Gio Villanueva’s energy almost literally sparks out of the phone, even though it’s 7:30 a.m. in Alaska and the sun won’t rise for at least another hour. His obvious drive is an asset in an area where the environment presents as many challenges as do his patients’ conditions. “From a patient point of view, I need to do the best possible job I can do given the resources we have,” says Villanueva, D.P.T.’07, ATC, a staff physical therapist at Mount Edgecumbe Hospital in Sitka, AK, a facility of the SouthEast Alaska Regional Health Consortium (SEARHC). “You can’t just send someone down the road for additional or specialized care.”
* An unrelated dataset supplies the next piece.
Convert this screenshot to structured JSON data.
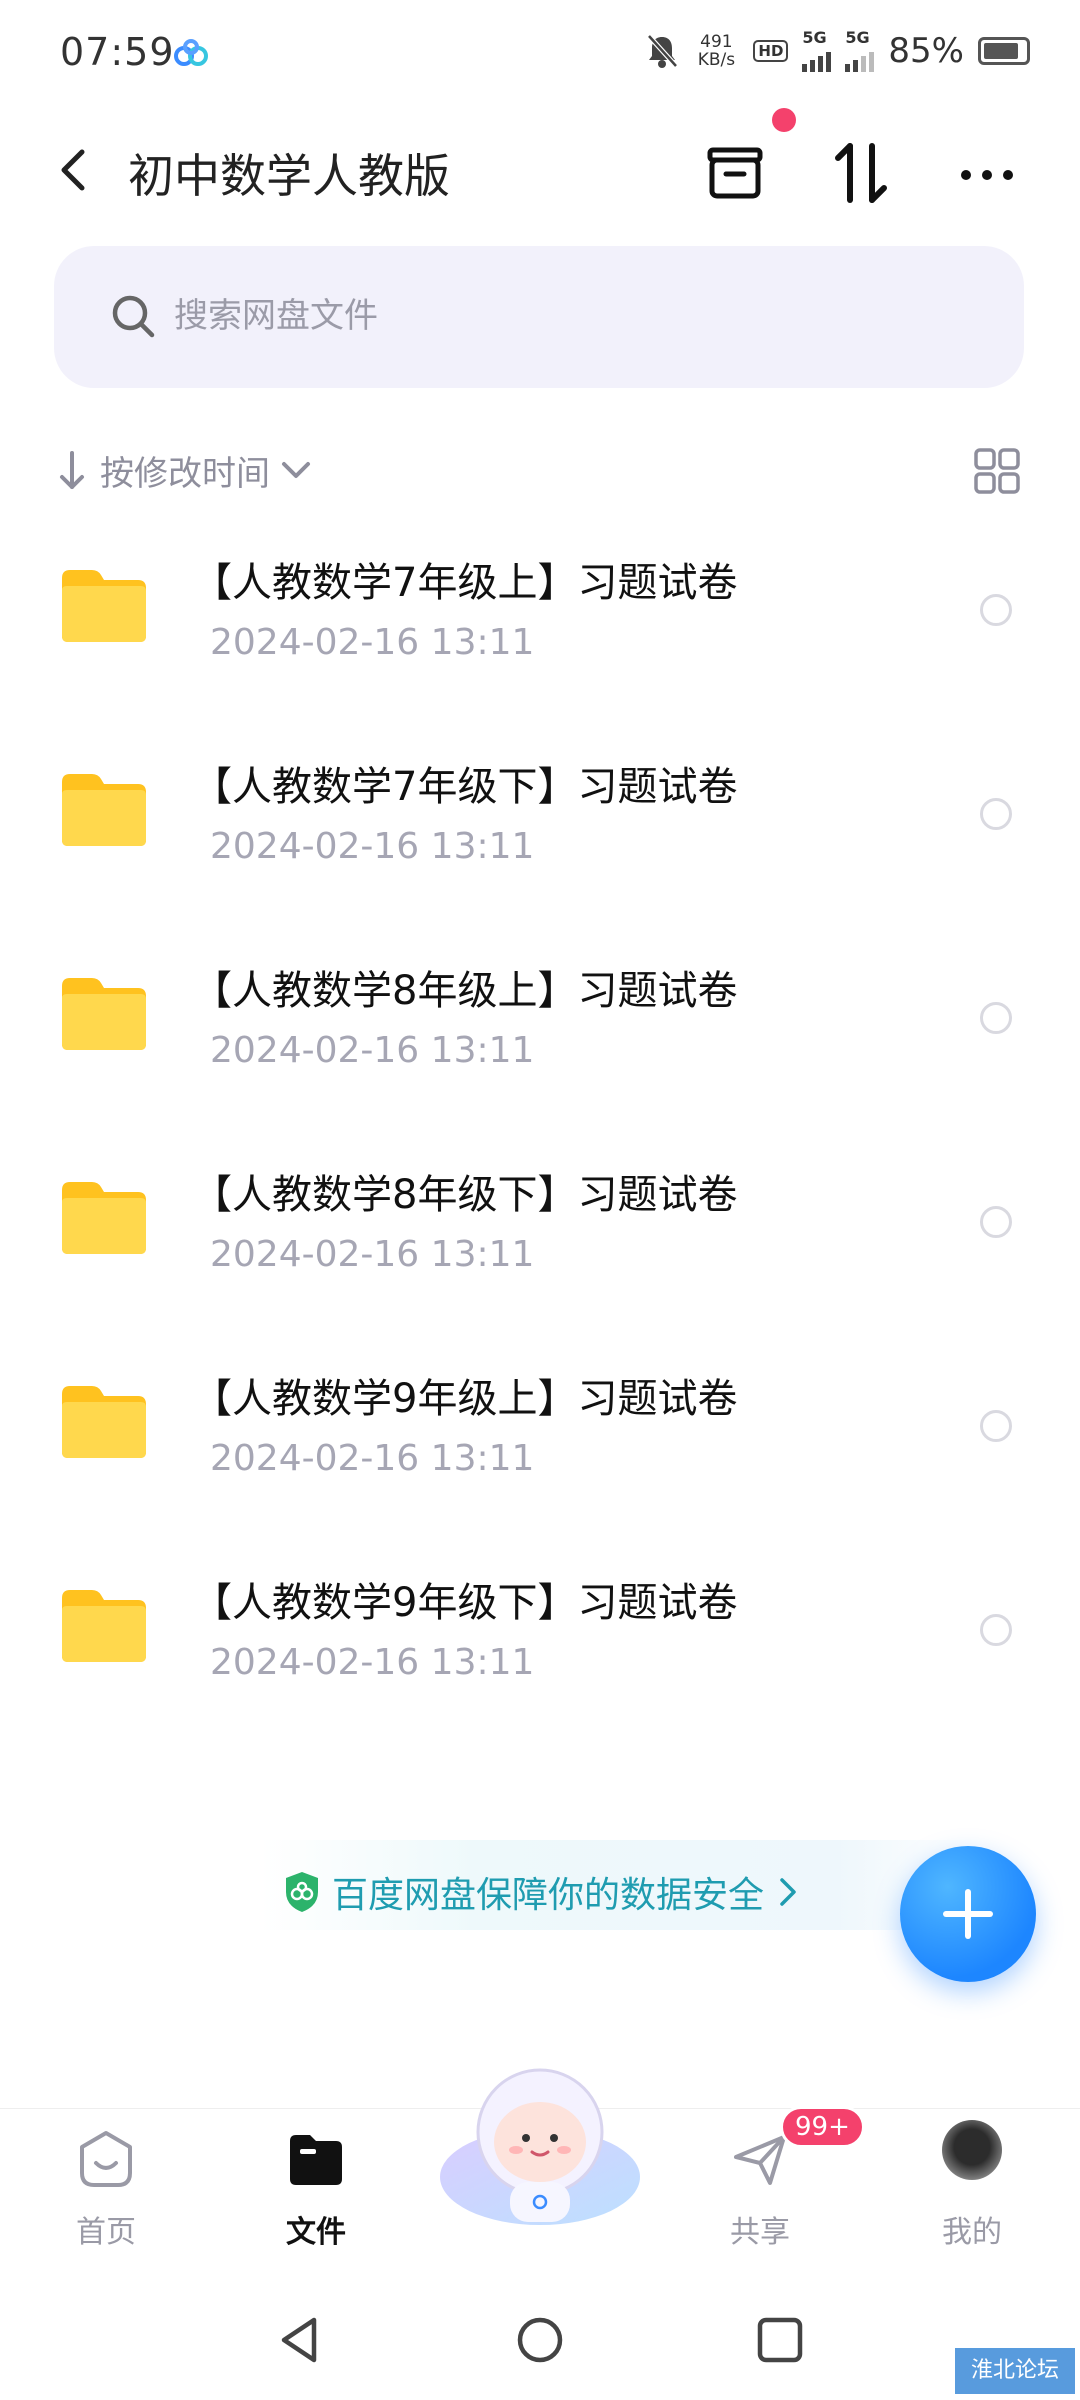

That’s due in part because Sitka’s main road system entails “seven miles of road going north and south and seven miles going east-west,” he says. “In many places, the main transportation is not a car; it’s a boat or plane.”
Alaska’s fifth largest city (population: approximately 9,000), Sitka sits on Baranof Island on the outer coast of the state’s Inside Passage. In addition to the inpatient acute care he provides at the hospital, Villanueva offers outpatient care in the 18 Native American communities that form SEARHC, a nonprofit tribal health consortium.
“We don’t have an orthopedic doctor on staff. The specialists rotate, some every four months,” he says.
“Patient education is crucial.”
So is understanding the demands and realities of patients’ lives. “A lot of people can’t afford to get off work. If they’re injured at the height of salmon fishing season, they have to be able to keep going,” he says. “You have to look at what you can do when you know the patient can’t come to therapy as often as you’d like.”
That gives preventive care an important role. In 2011, Villanueva and his colleagues established a sports clinic at Mount Edgecumbe High School, where he meets with student athletes every Monday after work. “If I find something wrong, I refer them to their primary care provider,” he says. “We catch shoulder, knee and hip injuries, and we’ve even caught some infectious states.
“The school is really happy the clinic exists,” he adds. “There’s a bonus in making sure students are healthy.”
Expanding his horizons physically, professionally and personally was what Villanueva was seeking when he moved to Alaska more than two years ago. The Los Angeles native had been working in San Antonio, TX, when a colleague planted the idea of relocating in the nation’s largest state geographically but least densely populated. He intentionally timed his interview when the Sitka season was “dark, windy and rainy.” Now he loves living in what he calls “one of the hidden jewels of Alaska.”
“The beauty, the outdoor recreation, trekking up the mountains – it’s been a wonderful ride so far,” he says. “Eighty-five percent of Alaska are public lands for us to explore, pop a tent and experience.”
The experience, he notes, includes understanding the region’s culture and history. Its Native American tribes include the Tlingit Indians, who have lived continuously in Sitka for more than 50 centuries. The city also was the cultural and political hub of Russian America in the early 1800s; Sitka is where Russia officially transferred the Territory of Alaska to the United States on Oct. 18, 1867.
“No Native Americans were involved in that transition. You have to be sensitive toward that history,” he says. “To enjoy yourself and be successful here, you have to assimilate, integrate and respect and understand others, which has always been my mantra as a physical therapist. It’s all about the patient.”
That assimilation and respect go beyond his practice. “I was looking for the spirituality aspects, the family aspects, respect for the elderly and their lessons,” Villanueva says. “I’m Filipino-American, and I see that in my culture and in others I’ve traveled to. It makes you self-reflect on what makes you truly happy in life. Your value system changes.
“Growing up in LA, I was exposed to Beverly Hills. There’s nothing wrong with that, but this has opened up new ways of living for me,” he adds. “I’m just glad to be here.”